LucidBeast writes: Carl Woese is quoted in New Scientist article: "Biology built up a facade of mathematics around the juxtaposition of Mendelian genetics with Darwinism,and as a result it neglected to study the most important problem in science — the nature of the evolutionary process."
Carl Woese and physicist Nigel Goldenfeld argue, that even in its sophisticated modern form, Darwins theory applies only to a recent phase of life on Earth.
LucidBeast writes: Why be stuck in a sea of cubicles, when you can freelance you talent over the internet from anywhere you like. Mr. da Silva writes about his experience of finding clients through ELance while moving from frozen tundra to Rio de Janeiro. Are there other Slashdotters doing the same and are they successful?
LucidBeast writes: "Geckos have amazing ability to grip to a surface without adhesive. A paper (pdf) by Anthony Russell of the University of Calgary in Canada and Timothy Higham of Clemson University in South Carolina explains that geckos perception of the body orientation determines whether to grip or not to grip. Interesting overview of the study can be read in Guardian."
SAN FRANCISCO — Microsoft, Google and PayPal, a unit of eBay, are among the founders of an industry organization that hopes to solve the problem of password overload among computer users.
The Information Card Foundation is an effort to create a single industry wide approach to managing identity online that promises to reduce drastically the use of passwords and create a system that is less vulnerable to fraud.

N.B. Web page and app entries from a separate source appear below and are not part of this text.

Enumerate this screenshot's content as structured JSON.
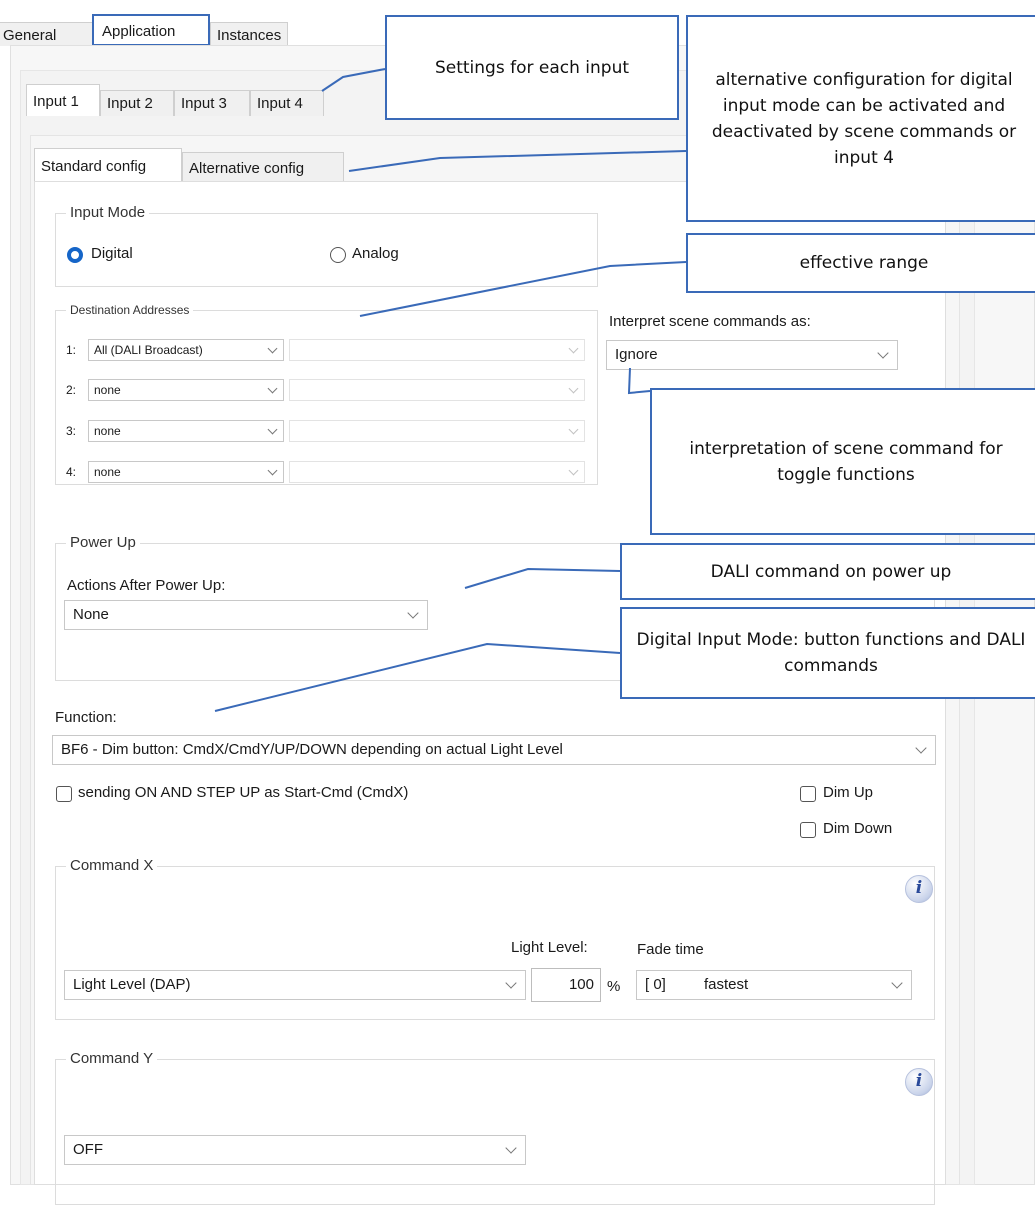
{
  "top_tabs": [
    "General",
    "Application",
    "Instances"
  ],
  "input_tabs": [
    "Input 1",
    "Input 2",
    "Input 3",
    "Input 4"
  ],
  "config_tabs": [
    "Standard config",
    "Alternative config"
  ],
  "input_mode": {
    "title": "Input Mode",
    "options": [
      "Digital",
      "Analog"
    ],
    "selected": "Digital"
  },
  "destination": {
    "title": "Destination Addresses",
    "rows": [
      {
        "num": "1:",
        "value": "All (DALI Broadcast)"
      },
      {
        "num": "2:",
        "value": "none"
      },
      {
        "num": "3:",
        "value": "none"
      },
      {
        "num": "4:",
        "value": "none"
      }
    ]
  },
  "scene": {
    "label": "Interpret scene commands as:",
    "value": "Ignore"
  },
  "power_up": {
    "title": "Power Up",
    "label": "Actions After Power Up:",
    "value": "None"
  },
  "function": {
    "label": "Function:",
    "value": "BF6 - Dim button:  CmdX/CmdY/UP/DOWN depending on actual Light Level",
    "checkbox_start": "sending ON AND STEP UP as Start-Cmd (CmdX)",
    "checkbox_dim_up": "Dim Up",
    "checkbox_dim_down": "Dim Down"
  },
  "command_x": {
    "title": "Command X",
    "light_level_label": "Light Level:",
    "fade_label": "Fade time",
    "command": "Light Level (DAP)",
    "level": "100",
    "unit": "%",
    "fade_code": "[ 0]",
    "fade_value": "fastest"
  },
  "command_y": {
    "title": "Command Y",
    "command": "OFF"
  },
  "info_glyph": "i",
  "callouts": {
    "settings": "Settings for each input",
    "alternative": "alternative configuration for digital input mode can be activated and deactivated by scene commands or input 4",
    "range": "effective range",
    "interpretation": "interpretation of scene command for toggle functions",
    "power": "DALI command on power up",
    "digital": "Digital Input Mode: button functions and DALI commands"
  },
  "colors": {
    "callout_border": "#3a6ab8",
    "radio_selected": "#1565c8",
    "tab_highlight": "#3a6ab8"
  }
}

I wonder if this Microsoft representative has ever checked how his mobile phone authenticates him to the cellular network:
The technology will first be used on desktop systems but will eventually find its way to mobile phones and other hand-held devices

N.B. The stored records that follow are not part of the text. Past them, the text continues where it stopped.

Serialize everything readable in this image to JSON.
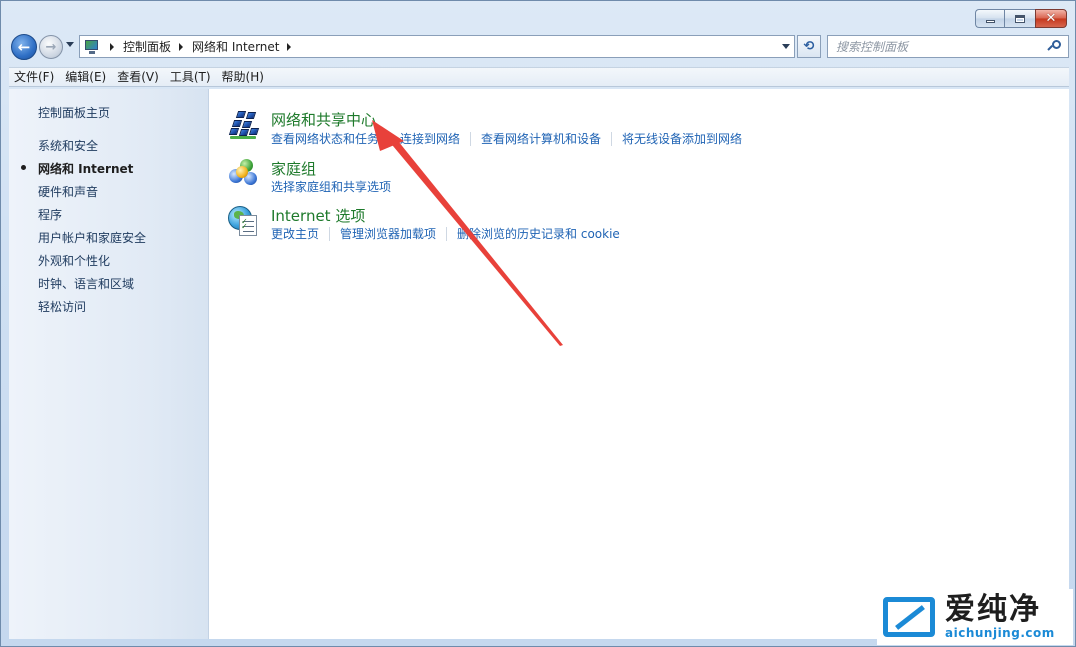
{
  "window": {
    "caption_buttons": {
      "minimize": "minimize",
      "maximize": "maximize",
      "close": "✕"
    }
  },
  "navbar": {
    "back_glyph": "←",
    "forward_glyph": "→",
    "address_crumbs": [
      "控制面板",
      "网络和 Internet"
    ],
    "refresh_glyph": "⟲",
    "search_placeholder": "搜索控制面板"
  },
  "menubar": {
    "items": [
      "文件(F)",
      "编辑(E)",
      "查看(V)",
      "工具(T)",
      "帮助(H)"
    ]
  },
  "sidebar": {
    "home": "控制面板主页",
    "items": [
      "系统和安全",
      "网络和 Internet",
      "硬件和声音",
      "程序",
      "用户帐户和家庭安全",
      "外观和个性化",
      "时钟、语言和区域",
      "轻松访问"
    ],
    "active_index": 1
  },
  "main": {
    "tasks": [
      {
        "title": "网络和共享中心",
        "icon": "network-sharing-icon",
        "links": [
          "查看网络状态和任务",
          "连接到网络",
          "查看网络计算机和设备",
          "将无线设备添加到网络"
        ]
      },
      {
        "title": "家庭组",
        "icon": "homegroup-icon",
        "links": [
          "选择家庭组和共享选项"
        ]
      },
      {
        "title": "Internet 选项",
        "icon": "internet-options-icon",
        "links": [
          "更改主页",
          "管理浏览器加载项",
          "删除浏览的历史记录和 cookie"
        ]
      }
    ]
  },
  "annotation": {
    "color": "#e8413a"
  },
  "watermark": {
    "chinese": "爱纯净",
    "url": "aichunjing.com",
    "color": "#1b8ad6"
  }
}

Foundations wiki like web page. Perhaps these wendors don't want to wait for operators to grab this market with cellular authentication standards or the financial sectors solutions.

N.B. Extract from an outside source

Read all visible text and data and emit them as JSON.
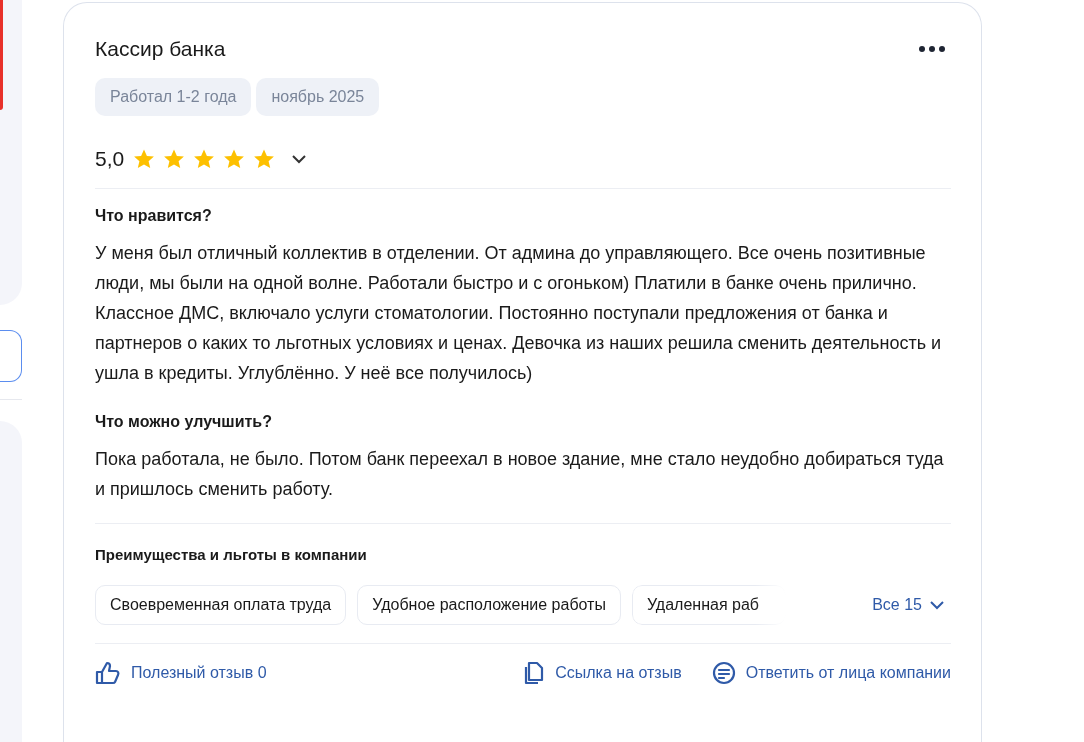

LucidBeast writes: Worlds still most distributed operating system is being bought out by Nokia. Symbian is facing increasing competition and needs to be improved in the face of it. Other smart phone manufacturers might want to look for other alternatives, but perhaps single organization can better address Symbians woes.